The Hot Club Of Cowtown: Where 'Country Meets Jazz And Chases The Blues Away'
“The Hot Club of Cowtown’s stylistic genesis–as well as title–stems from the realization that the great heritage of strings (guitars and violins) originates mutually with the Manouche gypsies of France and the no-less virtuosic hillbilly pickers and fiddlers of Oklahoma and Texas….Together for over 21 years and fourteen albums, the threesome of high-heeled violinist Elana James, guitarist Whit Smith and bassist Jake Erwin showed from the beginning that jazz and country music could exist together on the same page, a highly commendable achievement if ever there was one.”
-Will Friedwald, Wall Street Journal
In 1994 in New York City, Elana James placed an ad in the music section of the Village Voice looking to join a band, and Whit Smith answered it. Since then, they've traveled the world, whipping up a brew of energy, joie de vivre, and a respect for tradition. After a move to Austin, the band’s lineup solidified in 2001 with the arrival of bassist Jake Erwin. John Floridis speaks with James about the trio's years of music-making and side projects - musical and otherwise. (When she's not playing music, James is a practiced horse wrangler, packer and guide who works seasonally in Montana's backcountry.)
The Hot Club of Cowtown's original songwriting and technical fireworks are infused with improvisational joy. Along the way, they've also paid explicit tribute to their roots. What Makes Bob Holler arrived in 2011 with Western swing standards made famous by Bob Wills and his Texas Playboys. Rendezvous in Rhythm was released in 2013, a collection of American Songbook standards and Gypsy-influenced hot jazz in the style of Django Reinhardt and Stephane Grappelli. In 2016, Midnight on the Trail re-imagined cowboy ballads, traditional Western swing, and songs by Gene Autry, Cindy Walker, Johnny Mercer, Bob Wills, Tommy Duncan and others.

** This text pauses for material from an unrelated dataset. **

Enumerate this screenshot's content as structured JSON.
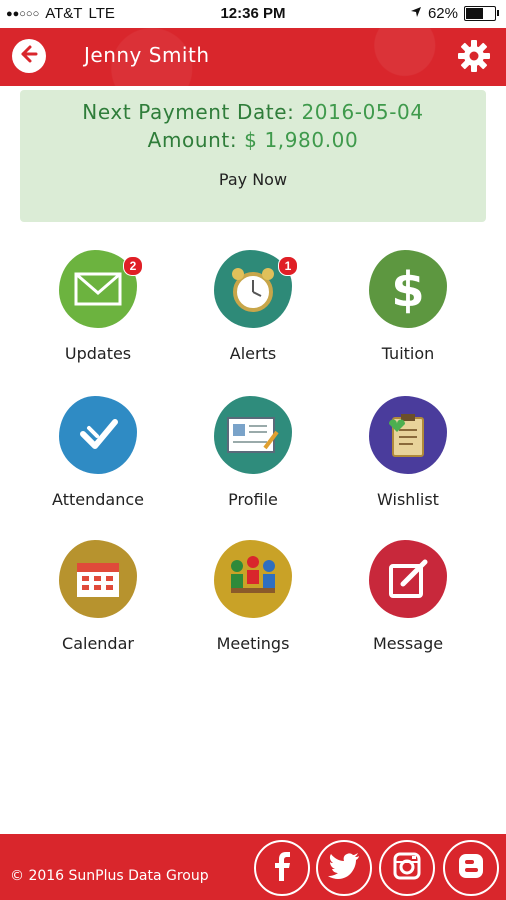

“Unfussy and unpretentious, their blend of down-home melodies and exuberant improvisation harks back to a lost era of so-called western swing. When they plunge into "Orange Blossom Special" your thoughts turn not so much to runaway trains as to a B-52 tearing up a runway.”
-Clive Davis, The Times (London)